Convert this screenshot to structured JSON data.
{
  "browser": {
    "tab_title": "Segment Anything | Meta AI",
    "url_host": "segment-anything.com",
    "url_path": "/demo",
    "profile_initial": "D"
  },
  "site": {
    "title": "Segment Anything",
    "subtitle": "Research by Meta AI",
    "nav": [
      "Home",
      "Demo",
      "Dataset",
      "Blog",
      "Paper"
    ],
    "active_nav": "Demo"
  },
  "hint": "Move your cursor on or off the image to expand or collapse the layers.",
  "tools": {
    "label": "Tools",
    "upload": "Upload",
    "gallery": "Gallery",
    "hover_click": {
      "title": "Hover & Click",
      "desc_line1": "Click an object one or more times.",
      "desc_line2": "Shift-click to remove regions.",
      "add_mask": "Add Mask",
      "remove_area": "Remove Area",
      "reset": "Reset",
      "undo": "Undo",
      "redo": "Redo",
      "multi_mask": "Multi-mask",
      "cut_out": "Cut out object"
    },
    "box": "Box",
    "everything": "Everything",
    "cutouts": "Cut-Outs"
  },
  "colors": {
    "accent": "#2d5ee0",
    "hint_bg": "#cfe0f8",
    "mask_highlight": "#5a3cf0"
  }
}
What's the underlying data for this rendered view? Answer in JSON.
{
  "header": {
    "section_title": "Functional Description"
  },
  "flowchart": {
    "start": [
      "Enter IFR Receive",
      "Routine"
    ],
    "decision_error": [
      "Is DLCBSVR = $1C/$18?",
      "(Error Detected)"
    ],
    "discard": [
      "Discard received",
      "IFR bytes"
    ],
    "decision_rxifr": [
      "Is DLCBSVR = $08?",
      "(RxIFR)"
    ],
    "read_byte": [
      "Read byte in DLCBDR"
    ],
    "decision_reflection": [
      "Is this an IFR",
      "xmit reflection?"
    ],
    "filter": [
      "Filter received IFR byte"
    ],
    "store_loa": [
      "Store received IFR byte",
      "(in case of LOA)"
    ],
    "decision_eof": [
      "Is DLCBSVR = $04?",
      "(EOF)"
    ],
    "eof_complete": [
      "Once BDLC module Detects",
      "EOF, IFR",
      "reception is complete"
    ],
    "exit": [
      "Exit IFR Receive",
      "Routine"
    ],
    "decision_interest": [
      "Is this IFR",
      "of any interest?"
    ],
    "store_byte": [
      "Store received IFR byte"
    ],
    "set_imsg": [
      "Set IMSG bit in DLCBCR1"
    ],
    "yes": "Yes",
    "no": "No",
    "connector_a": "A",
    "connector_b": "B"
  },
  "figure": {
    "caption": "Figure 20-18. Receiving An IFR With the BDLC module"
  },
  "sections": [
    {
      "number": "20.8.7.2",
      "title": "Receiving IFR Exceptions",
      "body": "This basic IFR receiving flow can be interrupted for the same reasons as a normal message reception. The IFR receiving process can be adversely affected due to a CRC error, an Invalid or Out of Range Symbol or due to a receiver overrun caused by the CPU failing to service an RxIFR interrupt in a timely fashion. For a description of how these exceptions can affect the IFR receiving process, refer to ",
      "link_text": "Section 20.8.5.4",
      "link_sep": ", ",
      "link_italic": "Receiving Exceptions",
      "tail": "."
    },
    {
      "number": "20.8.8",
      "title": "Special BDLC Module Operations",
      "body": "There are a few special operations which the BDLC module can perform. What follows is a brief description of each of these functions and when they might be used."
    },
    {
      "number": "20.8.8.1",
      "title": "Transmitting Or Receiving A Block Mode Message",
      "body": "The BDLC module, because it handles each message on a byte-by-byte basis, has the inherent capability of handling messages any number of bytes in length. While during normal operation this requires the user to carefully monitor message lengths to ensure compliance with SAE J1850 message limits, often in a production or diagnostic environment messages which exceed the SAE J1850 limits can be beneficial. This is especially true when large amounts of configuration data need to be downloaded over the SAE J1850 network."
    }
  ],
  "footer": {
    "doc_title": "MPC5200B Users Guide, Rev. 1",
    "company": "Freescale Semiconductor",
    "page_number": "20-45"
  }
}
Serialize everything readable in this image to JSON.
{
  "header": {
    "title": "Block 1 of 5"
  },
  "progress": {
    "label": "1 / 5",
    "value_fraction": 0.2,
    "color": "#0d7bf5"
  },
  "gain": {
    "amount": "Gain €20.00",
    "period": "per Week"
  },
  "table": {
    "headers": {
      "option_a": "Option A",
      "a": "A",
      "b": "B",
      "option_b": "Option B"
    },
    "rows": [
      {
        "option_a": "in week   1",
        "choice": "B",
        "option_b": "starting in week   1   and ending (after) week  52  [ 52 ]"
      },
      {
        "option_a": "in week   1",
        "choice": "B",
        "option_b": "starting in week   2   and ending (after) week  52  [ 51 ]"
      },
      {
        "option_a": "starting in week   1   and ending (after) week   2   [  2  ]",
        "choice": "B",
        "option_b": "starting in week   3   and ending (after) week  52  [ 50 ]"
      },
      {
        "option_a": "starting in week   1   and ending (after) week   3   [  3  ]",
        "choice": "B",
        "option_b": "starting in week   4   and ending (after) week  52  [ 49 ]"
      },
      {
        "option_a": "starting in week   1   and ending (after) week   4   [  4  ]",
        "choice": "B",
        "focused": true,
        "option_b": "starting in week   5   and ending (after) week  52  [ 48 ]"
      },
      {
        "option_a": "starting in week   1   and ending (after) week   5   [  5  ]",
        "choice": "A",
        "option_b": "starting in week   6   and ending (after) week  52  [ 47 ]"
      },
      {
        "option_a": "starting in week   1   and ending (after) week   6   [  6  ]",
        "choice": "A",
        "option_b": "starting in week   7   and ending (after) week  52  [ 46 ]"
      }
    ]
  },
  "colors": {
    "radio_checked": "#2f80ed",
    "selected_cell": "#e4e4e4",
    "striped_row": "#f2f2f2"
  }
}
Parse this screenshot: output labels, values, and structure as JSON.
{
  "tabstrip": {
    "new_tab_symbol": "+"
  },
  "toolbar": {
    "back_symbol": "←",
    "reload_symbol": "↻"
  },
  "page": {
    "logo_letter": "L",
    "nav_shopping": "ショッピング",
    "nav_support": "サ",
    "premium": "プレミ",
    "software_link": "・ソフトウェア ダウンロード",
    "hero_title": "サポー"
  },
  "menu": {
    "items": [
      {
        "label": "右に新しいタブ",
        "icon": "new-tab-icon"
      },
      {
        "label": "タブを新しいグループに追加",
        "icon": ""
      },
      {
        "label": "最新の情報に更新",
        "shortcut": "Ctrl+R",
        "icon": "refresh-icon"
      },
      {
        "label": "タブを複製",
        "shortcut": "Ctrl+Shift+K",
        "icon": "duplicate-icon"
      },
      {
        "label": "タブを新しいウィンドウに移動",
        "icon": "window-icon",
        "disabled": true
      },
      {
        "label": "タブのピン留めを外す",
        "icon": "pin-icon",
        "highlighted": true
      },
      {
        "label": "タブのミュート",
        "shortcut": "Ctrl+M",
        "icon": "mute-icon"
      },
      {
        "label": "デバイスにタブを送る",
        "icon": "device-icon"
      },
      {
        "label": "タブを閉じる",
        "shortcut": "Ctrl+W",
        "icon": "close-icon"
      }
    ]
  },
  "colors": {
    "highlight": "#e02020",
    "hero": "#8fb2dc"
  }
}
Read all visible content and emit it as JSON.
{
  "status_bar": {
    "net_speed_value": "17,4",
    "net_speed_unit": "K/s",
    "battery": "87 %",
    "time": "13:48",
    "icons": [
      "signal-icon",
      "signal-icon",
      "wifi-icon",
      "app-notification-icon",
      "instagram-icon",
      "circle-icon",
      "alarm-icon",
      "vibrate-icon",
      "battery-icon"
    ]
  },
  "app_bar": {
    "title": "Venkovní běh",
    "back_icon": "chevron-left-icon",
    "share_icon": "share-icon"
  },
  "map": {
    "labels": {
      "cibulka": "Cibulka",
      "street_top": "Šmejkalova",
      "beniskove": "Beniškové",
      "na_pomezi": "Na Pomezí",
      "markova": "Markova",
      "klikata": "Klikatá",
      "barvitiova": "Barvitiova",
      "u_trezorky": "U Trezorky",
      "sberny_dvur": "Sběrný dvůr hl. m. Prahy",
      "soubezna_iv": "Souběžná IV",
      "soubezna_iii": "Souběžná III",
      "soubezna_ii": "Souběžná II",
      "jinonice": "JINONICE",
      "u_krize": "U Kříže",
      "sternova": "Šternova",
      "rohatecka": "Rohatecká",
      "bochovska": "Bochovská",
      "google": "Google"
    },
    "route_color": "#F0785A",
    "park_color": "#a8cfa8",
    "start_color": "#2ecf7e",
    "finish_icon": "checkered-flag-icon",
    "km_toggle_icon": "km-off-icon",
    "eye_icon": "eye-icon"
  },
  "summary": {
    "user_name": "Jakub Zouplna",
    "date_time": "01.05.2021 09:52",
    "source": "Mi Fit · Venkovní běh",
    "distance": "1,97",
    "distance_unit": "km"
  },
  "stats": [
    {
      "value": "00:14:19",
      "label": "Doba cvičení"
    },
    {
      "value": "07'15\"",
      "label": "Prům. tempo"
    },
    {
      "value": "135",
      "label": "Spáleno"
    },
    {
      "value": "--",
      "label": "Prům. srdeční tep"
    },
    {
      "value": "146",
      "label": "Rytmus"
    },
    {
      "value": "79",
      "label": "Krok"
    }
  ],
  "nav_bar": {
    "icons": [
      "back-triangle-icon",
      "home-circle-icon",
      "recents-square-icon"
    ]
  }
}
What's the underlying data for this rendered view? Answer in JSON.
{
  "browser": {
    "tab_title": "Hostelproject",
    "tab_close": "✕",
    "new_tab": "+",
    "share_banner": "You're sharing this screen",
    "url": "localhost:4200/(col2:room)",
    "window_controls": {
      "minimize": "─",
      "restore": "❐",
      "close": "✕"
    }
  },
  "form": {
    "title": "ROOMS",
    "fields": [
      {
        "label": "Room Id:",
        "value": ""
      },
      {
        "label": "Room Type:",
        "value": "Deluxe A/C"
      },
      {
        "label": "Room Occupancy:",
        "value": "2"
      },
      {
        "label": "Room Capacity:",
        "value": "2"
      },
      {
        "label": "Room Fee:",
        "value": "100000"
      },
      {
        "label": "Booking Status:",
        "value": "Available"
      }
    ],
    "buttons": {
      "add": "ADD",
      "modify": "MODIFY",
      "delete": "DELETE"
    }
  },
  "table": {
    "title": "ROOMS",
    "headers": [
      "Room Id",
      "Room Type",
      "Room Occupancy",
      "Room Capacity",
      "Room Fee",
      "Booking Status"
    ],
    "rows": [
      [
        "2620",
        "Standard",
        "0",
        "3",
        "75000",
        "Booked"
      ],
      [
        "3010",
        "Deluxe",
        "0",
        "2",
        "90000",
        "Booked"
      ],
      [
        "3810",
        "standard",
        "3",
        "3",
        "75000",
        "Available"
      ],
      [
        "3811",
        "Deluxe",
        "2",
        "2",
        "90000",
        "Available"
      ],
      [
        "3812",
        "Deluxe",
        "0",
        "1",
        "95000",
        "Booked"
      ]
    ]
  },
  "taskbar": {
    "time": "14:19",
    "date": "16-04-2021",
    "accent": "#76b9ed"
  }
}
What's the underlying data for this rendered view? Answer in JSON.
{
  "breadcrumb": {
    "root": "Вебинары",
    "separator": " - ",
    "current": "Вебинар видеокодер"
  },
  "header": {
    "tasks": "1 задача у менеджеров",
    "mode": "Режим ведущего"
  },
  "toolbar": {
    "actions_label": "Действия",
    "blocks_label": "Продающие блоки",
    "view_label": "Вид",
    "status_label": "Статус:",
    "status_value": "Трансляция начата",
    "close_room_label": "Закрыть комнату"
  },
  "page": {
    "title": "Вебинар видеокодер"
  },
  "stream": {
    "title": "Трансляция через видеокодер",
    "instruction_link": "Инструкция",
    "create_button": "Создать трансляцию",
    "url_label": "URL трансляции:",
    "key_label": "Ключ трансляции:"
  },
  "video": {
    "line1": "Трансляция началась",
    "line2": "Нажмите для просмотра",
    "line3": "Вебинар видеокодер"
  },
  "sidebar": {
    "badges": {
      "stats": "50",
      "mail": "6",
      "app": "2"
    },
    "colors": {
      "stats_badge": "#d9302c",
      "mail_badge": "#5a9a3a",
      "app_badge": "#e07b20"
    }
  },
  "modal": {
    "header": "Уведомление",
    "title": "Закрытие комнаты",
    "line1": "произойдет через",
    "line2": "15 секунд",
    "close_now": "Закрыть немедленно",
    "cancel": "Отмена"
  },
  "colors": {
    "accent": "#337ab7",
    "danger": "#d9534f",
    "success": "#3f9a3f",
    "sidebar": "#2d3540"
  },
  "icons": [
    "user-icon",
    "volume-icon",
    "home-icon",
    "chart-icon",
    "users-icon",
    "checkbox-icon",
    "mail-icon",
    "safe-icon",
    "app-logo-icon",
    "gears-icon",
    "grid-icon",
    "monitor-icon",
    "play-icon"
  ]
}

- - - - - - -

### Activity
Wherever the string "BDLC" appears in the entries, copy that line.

### Reply
      "Once BDLC module Detects",
    "caption": "Figure 20-18. Receiving An IFR With the BDLC module"
      "title": "Special BDLC Module Operations",
      "body": "There are a few special operations which the BDLC module can perform. What follows is a brief description of each of these functions and when they might be used."
      "body": "The BDLC module, because it handles each message on a byte-by-byte basis, has the inherent capability of handling messages any number of bytes in length. While during normal operation this requires the user to carefully monitor message lengths to ensure compliance with SAE J1850 message limits, often in a production or diagnostic environment messages which exceed the SAE J1850 limits can be beneficial. This is especially true when large amounts of configuration data need to be downloaded over the SAE J1850 network."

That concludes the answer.